The response has to be every entry, printed word for word.
======== Dataset content
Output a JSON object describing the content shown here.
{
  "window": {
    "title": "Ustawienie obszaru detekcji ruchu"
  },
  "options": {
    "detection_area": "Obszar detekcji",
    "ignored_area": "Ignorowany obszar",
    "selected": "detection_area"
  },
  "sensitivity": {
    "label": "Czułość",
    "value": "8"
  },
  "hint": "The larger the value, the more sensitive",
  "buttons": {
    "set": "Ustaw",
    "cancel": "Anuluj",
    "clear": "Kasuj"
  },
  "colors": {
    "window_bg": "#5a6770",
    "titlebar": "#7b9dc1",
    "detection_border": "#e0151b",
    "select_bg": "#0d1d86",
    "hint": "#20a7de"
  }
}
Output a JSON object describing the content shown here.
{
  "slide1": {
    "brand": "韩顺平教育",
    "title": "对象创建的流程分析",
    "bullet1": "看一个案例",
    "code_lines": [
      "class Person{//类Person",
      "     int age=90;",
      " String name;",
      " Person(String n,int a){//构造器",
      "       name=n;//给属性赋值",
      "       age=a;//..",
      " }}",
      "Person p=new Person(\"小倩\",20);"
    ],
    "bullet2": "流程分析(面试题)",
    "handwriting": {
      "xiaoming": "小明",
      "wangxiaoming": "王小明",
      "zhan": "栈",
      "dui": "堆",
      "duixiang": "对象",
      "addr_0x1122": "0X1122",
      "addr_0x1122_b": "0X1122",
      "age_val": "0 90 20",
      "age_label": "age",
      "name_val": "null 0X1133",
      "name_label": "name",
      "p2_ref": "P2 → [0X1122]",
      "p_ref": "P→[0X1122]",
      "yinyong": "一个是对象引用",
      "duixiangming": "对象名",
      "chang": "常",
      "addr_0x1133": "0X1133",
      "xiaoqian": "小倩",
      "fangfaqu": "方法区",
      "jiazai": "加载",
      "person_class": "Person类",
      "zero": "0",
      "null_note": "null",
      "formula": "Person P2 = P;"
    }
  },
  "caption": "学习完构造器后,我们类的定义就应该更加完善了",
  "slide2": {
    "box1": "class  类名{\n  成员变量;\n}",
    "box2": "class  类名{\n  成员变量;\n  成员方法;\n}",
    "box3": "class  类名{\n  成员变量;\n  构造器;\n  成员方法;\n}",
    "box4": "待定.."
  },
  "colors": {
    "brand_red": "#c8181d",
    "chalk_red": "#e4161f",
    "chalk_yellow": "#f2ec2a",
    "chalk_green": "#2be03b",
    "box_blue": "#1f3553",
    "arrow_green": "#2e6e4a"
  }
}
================
Output of the exercise
Output a JSON object describing the content shown here.
{
  "window": {
    "title": "Ustawienie obszaru detekcji ruchu"
  },
  "options": {
    "detection_area": "Obszar detekcji",
    "ignored_area": "Ignorowany obszar",
    "selected": "detection_area"
  },
  "sensitivity": {
    "label": "Czułość",
    "value": "8"
  },
  "hint": "The larger the value, the more sensitive",
  "buttons": {
    "set": "Ustaw",
    "cancel": "Anuluj",
    "clear": "Kasuj"
  },
  "colors": {
    "window_bg": "#5a6770",
    "titlebar": "#7b9dc1",
    "detection_border": "#e0151b",
    "select_bg": "#0d1d86",
    "hint": "#20a7de"
  }
}
Output a JSON object describing the content shown here.
{
  "slide1": {
    "brand": "韩顺平教育",
    "title": "对象创建的流程分析",
    "bullet1": "看一个案例",
    "code_lines": [
      "class Person{//类Person",
      "     int age=90;",
      " String name;",
      " Person(String n,int a){//构造器",
      "       name=n;//给属性赋值",
      "       age=a;//..",
      " }}",
      "Person p=new Person(\"小倩\",20);"
    ],
    "bullet2": "流程分析(面试题)",
    "handwriting": {
      "xiaoming": "小明",
      "wangxiaoming": "王小明",
      "zhan": "栈",
      "dui": "堆",
      "duixiang": "对象",
      "addr_0x1122": "0X1122",
      "addr_0x1122_b": "0X1122",
      "age_val": "0 90 20",
      "age_label": "age",
      "name_val": "null 0X1133",
      "name_label": "name",
      "p2_ref": "P2 → [0X1122]",
      "p_ref": "P→[0X1122]",
      "yinyong": "一个是对象引用",
      "duixiangming": "对象名",
      "chang": "常",
      "addr_0x1133": "0X1133",
      "xiaoqian": "小倩",
      "fangfaqu": "方法区",
      "jiazai": "加载",
      "person_class": "Person类",
      "zero": "0",
      "null_note": "null",
      "formula": "Person P2 = P;"
    }
  },
  "caption": "学习完构造器后,我们类的定义就应该更加完善了",
  "slide2": {
    "box1": "class  类名{\n  成员变量;\n}",
    "box2": "class  类名{\n  成员变量;\n  成员方法;\n}",
    "box3": "class  类名{\n  成员变量;\n  构造器;\n  成员方法;\n}",
    "box4": "待定.."
  },
  "colors": {
    "brand_red": "#c8181d",
    "chalk_red": "#e4161f",
    "chalk_yellow": "#f2ec2a",
    "chalk_green": "#2be03b",
    "box_blue": "#1f3553",
    "arrow_green": "#2e6e4a"
  }
}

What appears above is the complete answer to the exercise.